American director Joe Carnahan reunites with Irish stalwart Liam Neeson – following 2010’s The A-Team – for The Grey (2011), a suspense-ridden survival tale which, as well as exploiting Neeson’s own personal history, also contains a worrying ethical stand point regarding animal welfare.
A more-grizzled-than-usual Neeson plays Ottway, a widower huntsman employed by an oil corporation to protect their staff from the wolf packs that surround the Alaskan plant. On a return flight home with a group of workers, whom Ottway describes as unfit for “normal society”, the plane crashes and before long the seven survivors discover that the local timber wolf population are close at hand. What follows is a desperate fight for survival and a journey where each man discovers whether he has what it takes to stay alive.

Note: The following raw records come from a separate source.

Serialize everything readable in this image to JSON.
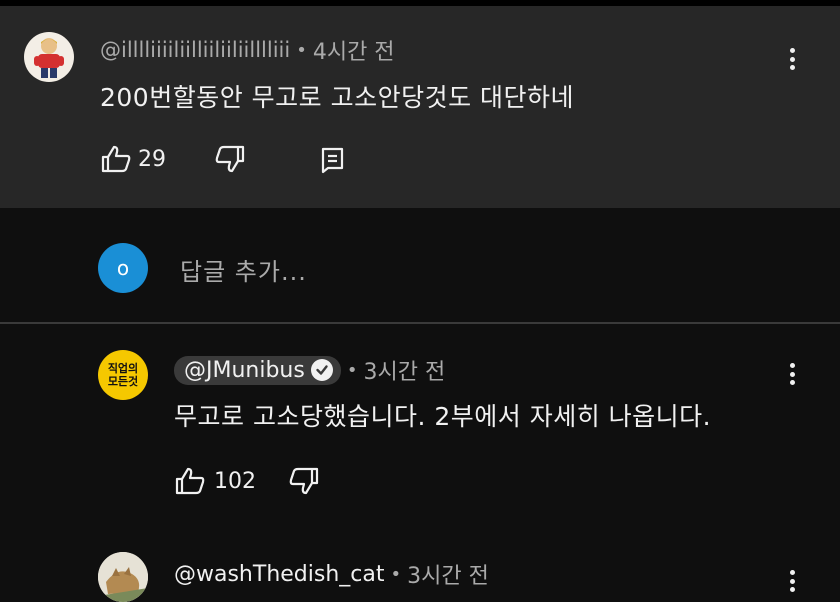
{
  "comment": {
    "handle": "@illlliiiiliilliiliiliilllliii",
    "time": "4시간 전",
    "text": "200번할동안 무고로 고소안당것도 대단하네",
    "like_count": "29"
  },
  "reply_input": {
    "avatar_letter": "o",
    "placeholder": "답글 추가..."
  },
  "replies": [
    {
      "avatar_text_line1": "직업의",
      "avatar_text_line2": "모든것",
      "handle": "@JMunibus",
      "verified": true,
      "time": "3시간 전",
      "text": "무고로 고소당했습니다. 2부에서 자세히 나옵니다.",
      "like_count": "102"
    },
    {
      "handle": "@washThedish_cat",
      "time": "3시간 전"
    }
  ],
  "icons": {
    "like": "thumbs-up-icon",
    "dislike": "thumbs-down-icon",
    "reply": "reply-icon",
    "more": "more-vert-icon",
    "verified": "verified-check-icon"
  },
  "colors": {
    "background": "#0f0f0f",
    "comment_highlight": "#272727",
    "reply_avatar": "#1a8fd6",
    "channel_avatar": "#f5c800",
    "secondary_text": "#aaaaaa"
  }
}
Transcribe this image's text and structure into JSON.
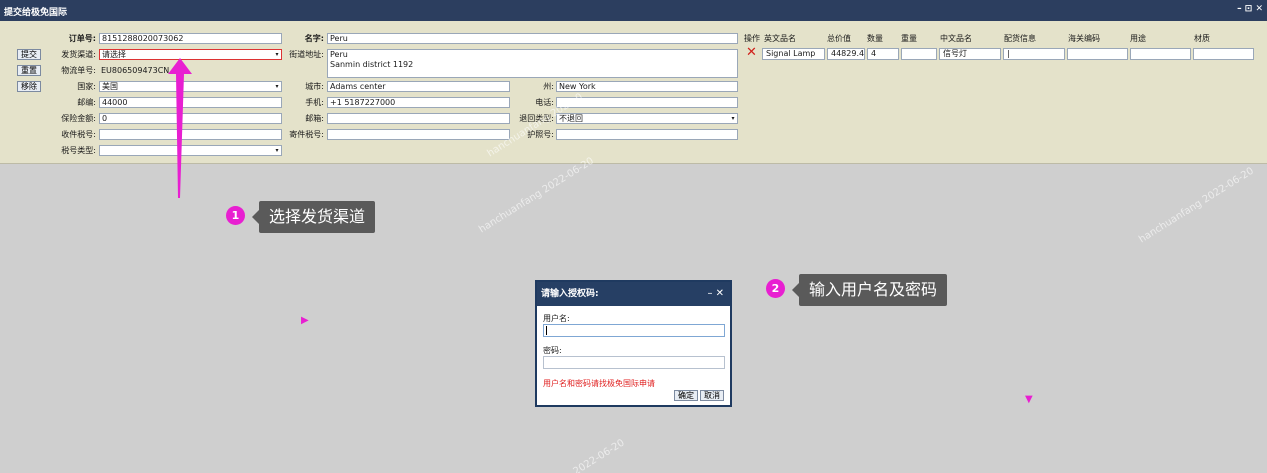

Any audience familiar with the survival movie genre will soon be able to smell out which of The Grey’s characters are likely to survive, as well as those who will be less fortunate. Filmed in British Columbia, the wild, barren and frozen landscapes have been beautifully captured, never missing an opportunity to contrast blood from a kill (human or animal) against the brilliant white snow. As expected, there are the usual moments designed to make an audience jump out of their seats. Admirably, although unsuccessfully, Carnahan also tries to take the genre a little further with some serious attempts at exploring existential themes (humanity vs. nature etc).
The unrelenting antagonism of the wolves is meant to mirror the determination of the survivors to keep on going, even if it means they become less than human. However, the wolves are not like actual animals at all, but savage, almost mythical monsters that seem to exist only to hunt the survivors. Inevitably, this extreme portrayal has a negative impact on the perception of how we view these creatures. Carnahan takes a perverse turn in his representation, shown most clearly in an extended scene where a survivor zealously decapitates a wolf carcass in a truly disturbing and unnecessary manner – as were the rumours that Neeson ate dried wolf meat during production.
As a thrilling survivor tale, The Grey could have been a truly entertaining film. Sadly, Carnahan effort is seriously flawed by its weak attempts at exploring the human condition and a bizarrely warped aggression towards wolves, which destroys most of its credibility.